About his original decision to go undercover as a homeless man, Bishop Musselman told the Deseret News, “As a bishop, I try to always be as giving as I can, and I was surprised at my own inability to have compassion. . . . I thought about some ways I could somehow convey the importance of not being critical … and sometimes the best way to do that is through experiences that go beyond just a talk in church. And so I just laid awake many nights just thinking about what I could do, and then this kinda popped into my brain.”
Now, he reflects back on the impact his little ruse had on his ward.
David Musselman can't say his experiment with homelessness three years ago changed many Mormons, but it did change at least one — him.
Flash back to 2013, when Musselman, then bishop of the Taylorsville 4th LDS Ward (congregation), concocted a plan to teach his flock about compassion and empathy. The lay clergyman enlisted a friend, who did makeup for Hollywood films, to transform his clean-cut look into a ragged, dirty, stooped, scarred man of the streets. He then plopped himself down outside his Mormon meetinghouse, along with a box and a sign, asking for food and money.

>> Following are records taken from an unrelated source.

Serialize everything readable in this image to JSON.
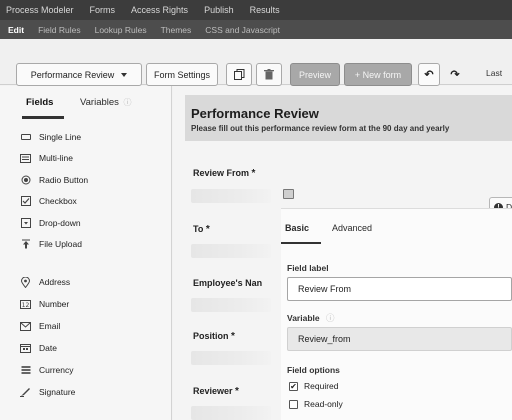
{
  "top_nav": {
    "items": [
      "Process Modeler",
      "Forms",
      "Access Rights",
      "Publish",
      "Results"
    ]
  },
  "sub_nav": {
    "items": [
      "Edit",
      "Field Rules",
      "Lookup Rules",
      "Themes",
      "CSS and Javascript"
    ]
  },
  "toolbar": {
    "form_select": "Performance Review",
    "form_settings": "Form Settings",
    "preview": "Preview",
    "new_form": "+ New form",
    "last": "Last"
  },
  "sidebar": {
    "tabs": [
      "Fields",
      "Variables"
    ],
    "fields": [
      {
        "label": "Single Line",
        "icon": "single-line-icon"
      },
      {
        "label": "Multi-line",
        "icon": "multi-line-icon"
      },
      {
        "label": "Radio Button",
        "icon": "radio-icon"
      },
      {
        "label": "Checkbox",
        "icon": "checkbox-icon"
      },
      {
        "label": "Drop-down",
        "icon": "dropdown-icon"
      },
      {
        "label": "File Upload",
        "icon": "upload-icon"
      },
      {
        "label": "Address",
        "icon": "pin-icon"
      },
      {
        "label": "Number",
        "icon": "number-icon"
      },
      {
        "label": "Email",
        "icon": "email-icon"
      },
      {
        "label": "Date",
        "icon": "date-icon"
      },
      {
        "label": "Currency",
        "icon": "currency-icon"
      },
      {
        "label": "Signature",
        "icon": "signature-icon"
      }
    ]
  },
  "form": {
    "title": "Performance Review",
    "description": "Please fill out this performance review form at the 90 day and yearly",
    "fields": [
      {
        "label": "Review From",
        "required": "*"
      },
      {
        "label": "To",
        "required": "*"
      },
      {
        "label": "Employee's Nan",
        "required": ""
      },
      {
        "label": "Position",
        "required": "*"
      },
      {
        "label": "Reviewer",
        "required": "*"
      }
    ]
  },
  "properties": {
    "tabs": [
      "Basic",
      "Advanced"
    ],
    "field_label_heading": "Field label",
    "field_label_value": "Review From",
    "variable_heading": "Variable",
    "variable_value": "Review_from",
    "field_options_heading": "Field options",
    "options": [
      {
        "label": "Required",
        "checked": true
      },
      {
        "label": "Read-only",
        "checked": false
      }
    ],
    "side_button": "D"
  }
}
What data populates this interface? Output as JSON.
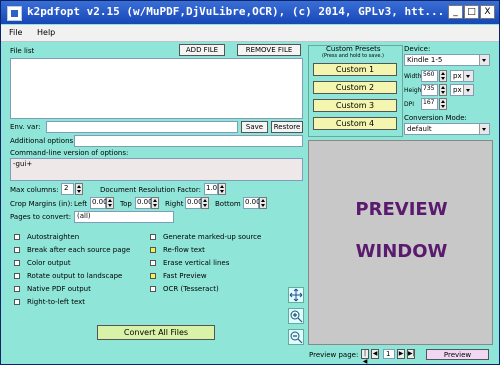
{
  "window": {
    "title": "k2pdfopt v2.15 (w/MuPDF,DjVuLibre,OCR), (c) 2014, GPLv3, htt..."
  },
  "titlebar_buttons": {
    "minimize": "_",
    "maximize": "□",
    "close": "X"
  },
  "menu": {
    "file": "File",
    "help": "Help"
  },
  "files": {
    "label": "File list",
    "add": "ADD FILE",
    "remove": "REMOVE FILE"
  },
  "env": {
    "label": "Env. var:",
    "save": "Save",
    "restore": "Restore"
  },
  "additional": {
    "label": "Additional options:"
  },
  "cmdline": {
    "label": "Command-line version of options:",
    "value": "-gui+"
  },
  "columns": {
    "label": "Max columns:",
    "value": "2"
  },
  "resolution": {
    "label": "Document  Resolution  Factor:",
    "value": "1.0"
  },
  "crop": {
    "label": "Crop Margins (in):",
    "left_label": "Left",
    "left_value": "0.00",
    "top_label": "Top",
    "top_value": "0.00",
    "right_label": "Right",
    "right_value": "0.00",
    "bottom_label": "Bottom",
    "bottom_value": "0.00"
  },
  "pages": {
    "label": "Pages to convert:",
    "value": "(all)"
  },
  "options_left": [
    {
      "label": "Autostraighten",
      "checked": false
    },
    {
      "label": "Break after each source page",
      "checked": false
    },
    {
      "label": "Color output",
      "checked": false
    },
    {
      "label": "Rotate output to landscape",
      "checked": false
    },
    {
      "label": "Native PDF output",
      "checked": false
    },
    {
      "label": "Right-to-left text",
      "checked": false
    }
  ],
  "options_right": [
    {
      "label": "Generate marked-up source",
      "checked": false
    },
    {
      "label": "Re-flow text",
      "checked": true
    },
    {
      "label": "Erase vertical lines",
      "checked": false
    },
    {
      "label": "Fast Preview",
      "checked": true
    },
    {
      "label": "OCR (Tesseract)",
      "checked": false
    }
  ],
  "convert": {
    "label": "Convert All Files"
  },
  "presets": {
    "title": "Custom Presets",
    "subtitle": "(Press and hold to save.)",
    "buttons": [
      "Custom 1",
      "Custom 2",
      "Custom 3",
      "Custom 4"
    ]
  },
  "device": {
    "label": "Device:",
    "value": "Kindle 1-5",
    "width_label": "Width",
    "width_value": "560",
    "width_unit": "px",
    "height_label": "Height",
    "height_value": "735",
    "height_unit": "px",
    "dpi_label": "DPI",
    "dpi_value": "167",
    "mode_label": "Conversion Mode:",
    "mode_value": "default"
  },
  "preview": {
    "line1": "PREVIEW",
    "line2": "WINDOW",
    "page_label": "Preview page:",
    "page_value": "1",
    "button": "Preview",
    "nav_first": "|◀",
    "nav_prev": "◀",
    "nav_next": "▶",
    "nav_last": "▶|"
  },
  "colors": {
    "background": "#8fe6d8",
    "titlebar": "#1746b8",
    "preview_text": "#5a1a6e",
    "preset_button": "#f4f6b0"
  }
}
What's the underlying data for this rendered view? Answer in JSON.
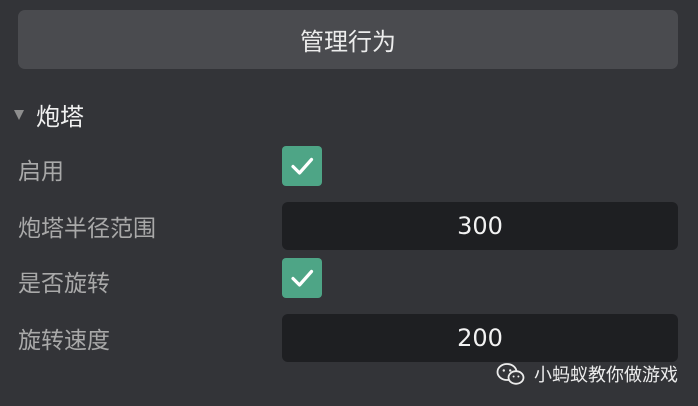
{
  "header": {
    "manage_behavior_label": "管理行为"
  },
  "section": {
    "title": "炮塔",
    "rows": [
      {
        "label": "启用",
        "type": "checkbox",
        "checked": true
      },
      {
        "label": "炮塔半径范围",
        "type": "number",
        "value": "300"
      },
      {
        "label": "是否旋转",
        "type": "checkbox",
        "checked": true
      },
      {
        "label": "旋转速度",
        "type": "number",
        "value": "200"
      }
    ]
  },
  "watermark": {
    "text": "小蚂蚁教你做游戏",
    "icon": "wechat-icon"
  },
  "colors": {
    "background": "#333438",
    "button": "#4a4b4f",
    "checkbox_checked": "#4ea586",
    "field": "#1e1f22"
  }
}
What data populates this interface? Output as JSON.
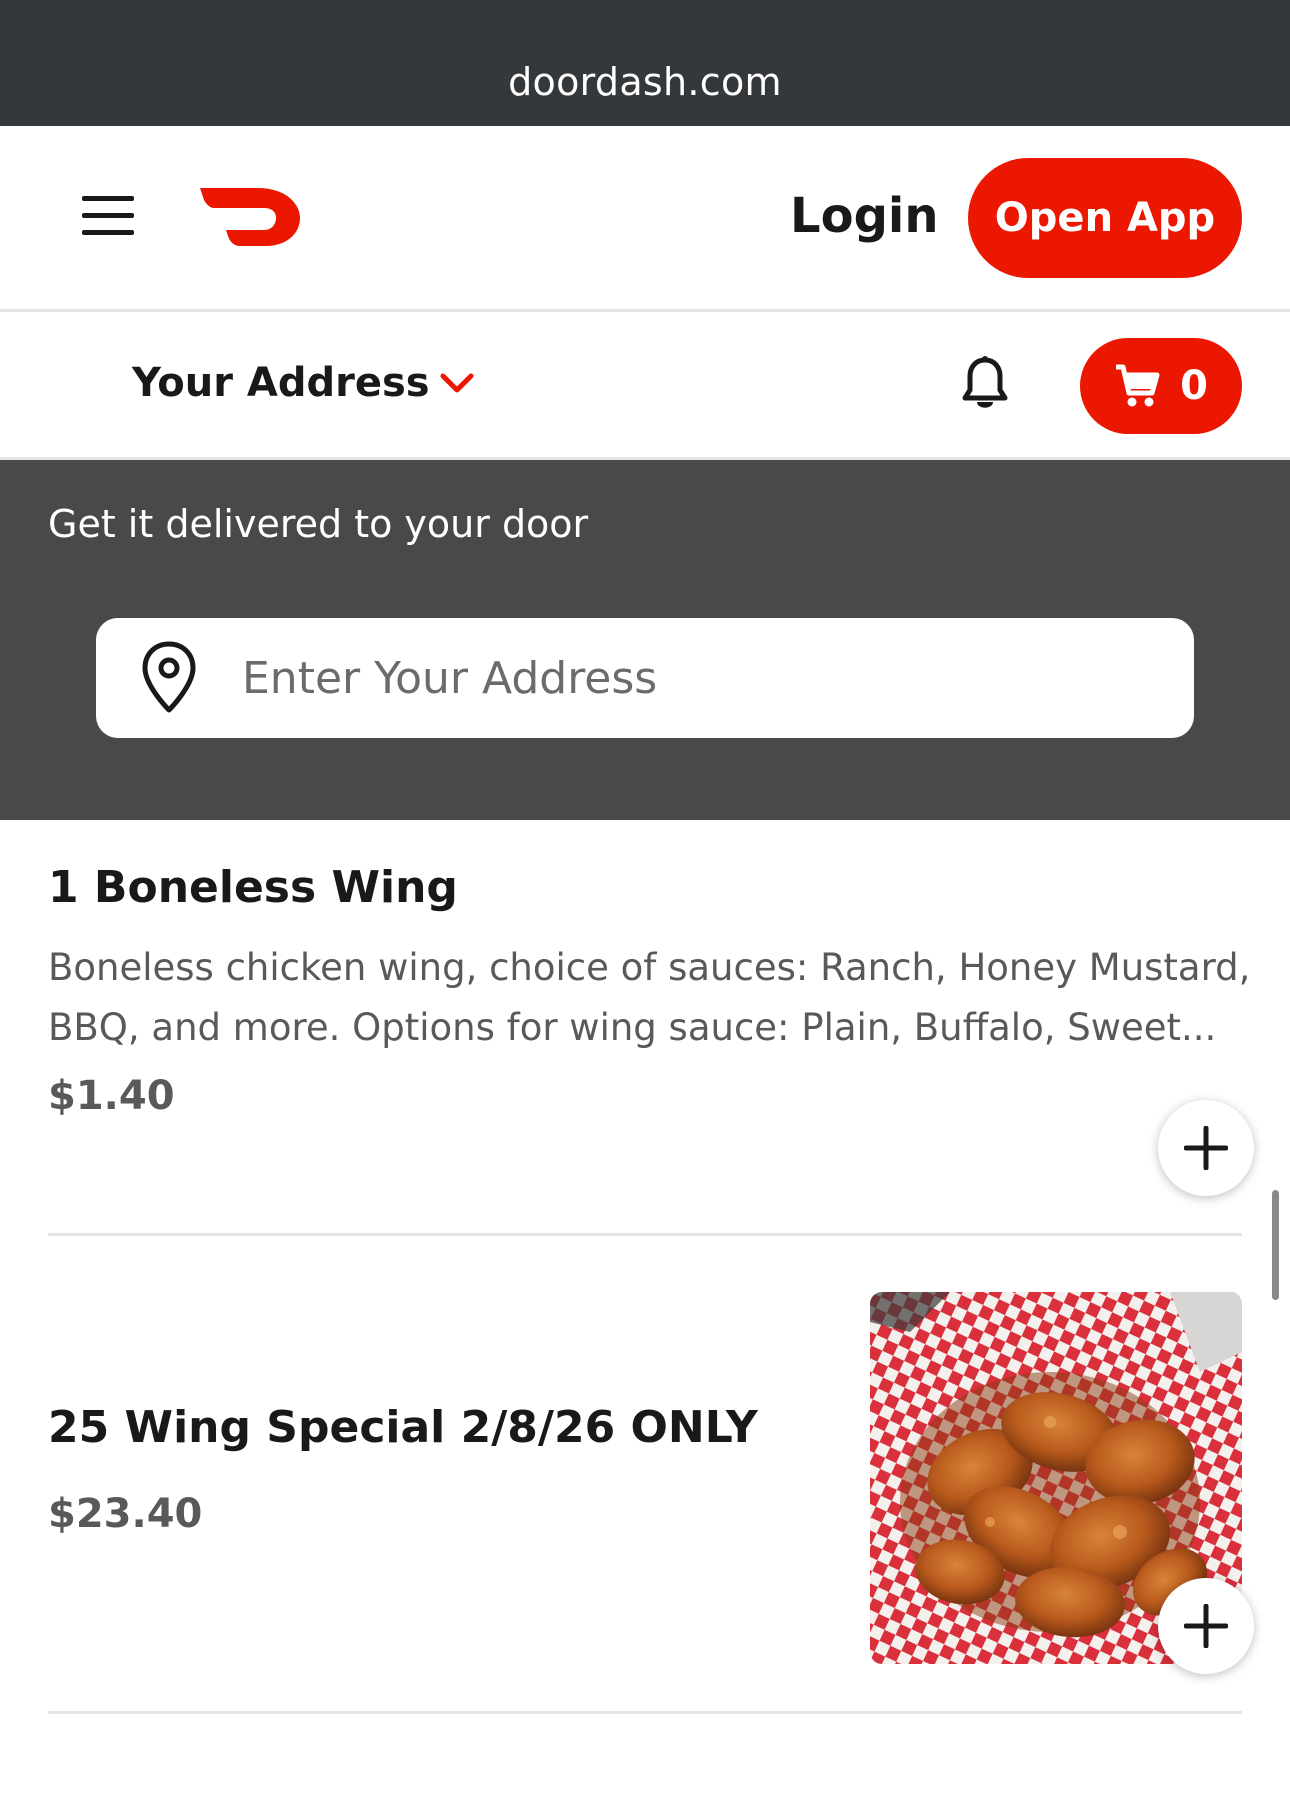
{
  "browser": {
    "url": "doordash.com"
  },
  "nav": {
    "login_label": "Login",
    "open_app_label": "Open App",
    "brand_color": "#eb1700"
  },
  "address_bar": {
    "label": "Your Address",
    "cart_count": "0",
    "icons": [
      "hamburger-menu-icon",
      "doordash-logo",
      "chevron-down-icon",
      "bell-icon",
      "cart-icon"
    ]
  },
  "banner": {
    "headline": "Get it delivered to your door",
    "address_placeholder": "Enter Your Address",
    "address_value": ""
  },
  "menu_items": [
    {
      "name": "1 Boneless Wing",
      "description_line1": "Boneless chicken wing, choice of sauces: Ranch, Honey Mustard,",
      "description_line2": "BBQ, and more. Options for wing sauce: Plain, Buffalo, Sweet...",
      "price": "$1.40",
      "has_image": false
    },
    {
      "name": "25 Wing Special 2/8/26 ONLY",
      "price": "$23.40",
      "has_image": true,
      "image_subject": "basket of seasoned chicken wings on red checkered paper"
    }
  ]
}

Even Musselman's wife and five children did not recognize him.
The grizzled man cheerfully called out "Happy Thanksgiving" as some fellow believers averted their eyes and scurried into the building. One attendee told the disguised Musselman he would have to move to the public sidewalk to panhandle, while another invited him inside and, when he declined, brought him a bottle of water.
The chapel filled. The service began. Members found their bishop strangely absent. Fifteen minutes later, the homeless vagrant entered from the back and slowly moved up the aisle to the front. Congregants, even children, watched in startled silence.